Fifa raises alarm bells over gap in rising transfer fees and number of deals
Big spenders return as economies bounce back, but compliance official is worried 12pc of deals have generated US$929m in player trading
Transfer spending is increasing globally as some countries recover from the economic downturn, says a Fifa official, while questioning if clubs are hiding money from some player moves.
The first half of this year saw US$929 million of international player trading, 40 per cent more than the US$664 million for the same period last year, and closer to the US$855 million in 2011.

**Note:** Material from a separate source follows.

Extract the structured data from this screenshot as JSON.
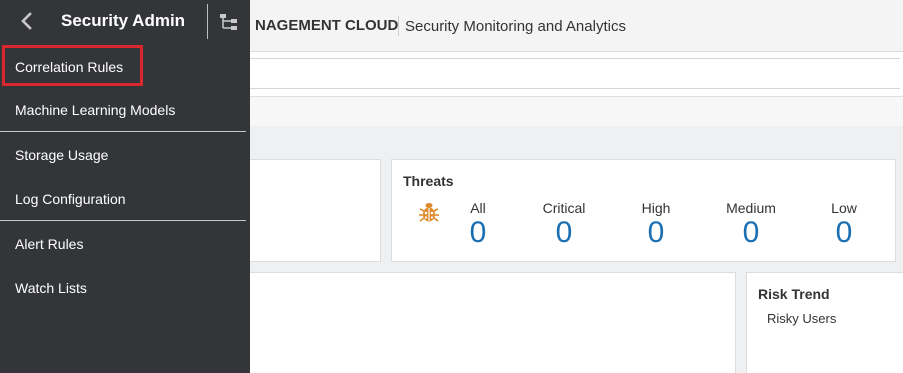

"Certainly the economic fortunes of certain countries are getting better, others are falling," said Kimberly Morris, who oversees integrity at Fifa's transfer unit. "I think people are maybe feeling a bit more optimistic on the whole and that may be the reason there is an increase. There is certainly a clear increase."
The costliest deal in the summer transfer window in Europe so far has seen 21-year-old Brazil forward Neymar join Barcelona from Santos for €57 million (HK$760 million).
English clubs tend to be the biggest spenders, and the most expensive Premier League import this summer has been Brazil midfielder Fernandinho, who was bought from Shakhtar Donetsk by Manchester City for £30 million (HK$352 million).
Registering cross-border deals with Fifa's Transfer Matching System has been mandatory since 2010 in a bid to curb money laundering and corrupt deals. The online system requires buying and selling clubs to input matching information, including payment schedules, before a transfer is approved.
Speaking at a World Sports Law Report conference in London, Morris questioned why the US$929 million this year has been generated by only 12 per cent of deals, with the rest appearing to be free moves. Morris highlighted how the "bulk of transfers don't generate the bulk of wealth".
"As a lawyer and as a compliance person I'm curious to know whether … that's actually representative or whether there's a lot of money that's not being captured. Because 12 per cent and almost a billion dollars is a really an interesting discrepancy," she said.
Morris is also concerned that some free transfers might be used to avoid taxes.
"There is some very interesting activity, particularly with Brazil-Uruguay and Argentina-Uruguay where payers are moving for free and then being loaned out, where the money resides in the tax haven of Uruguay," she said. "And that's something we are looking at and considering why it is happening."
Fifa has shown it will sanction clubs that break its transfer rules, with Argentine club Independiente and Italian side Genoa fined this year.
In a blocked deal for defender Julian Velazquez, Independiente tried to charge Genoa for a document that should have been provided for free. Genoa was also fined US$37,000 for failing to submit documents to Fifa's online process.
"What you are seeing is a much bigger appetite at the disciplinary committee level - as you saw with the Genoa-Independiente case - to impose sanctions that have some teeth," Morris said.
"Because if you fine a club US$35,000, that's going to maybe have a difference to their bottom line rather than just US$5,000. If the fines get bigger and the fines get more pronounced it's going to have a knock-on effect in terms of the behaviour you see."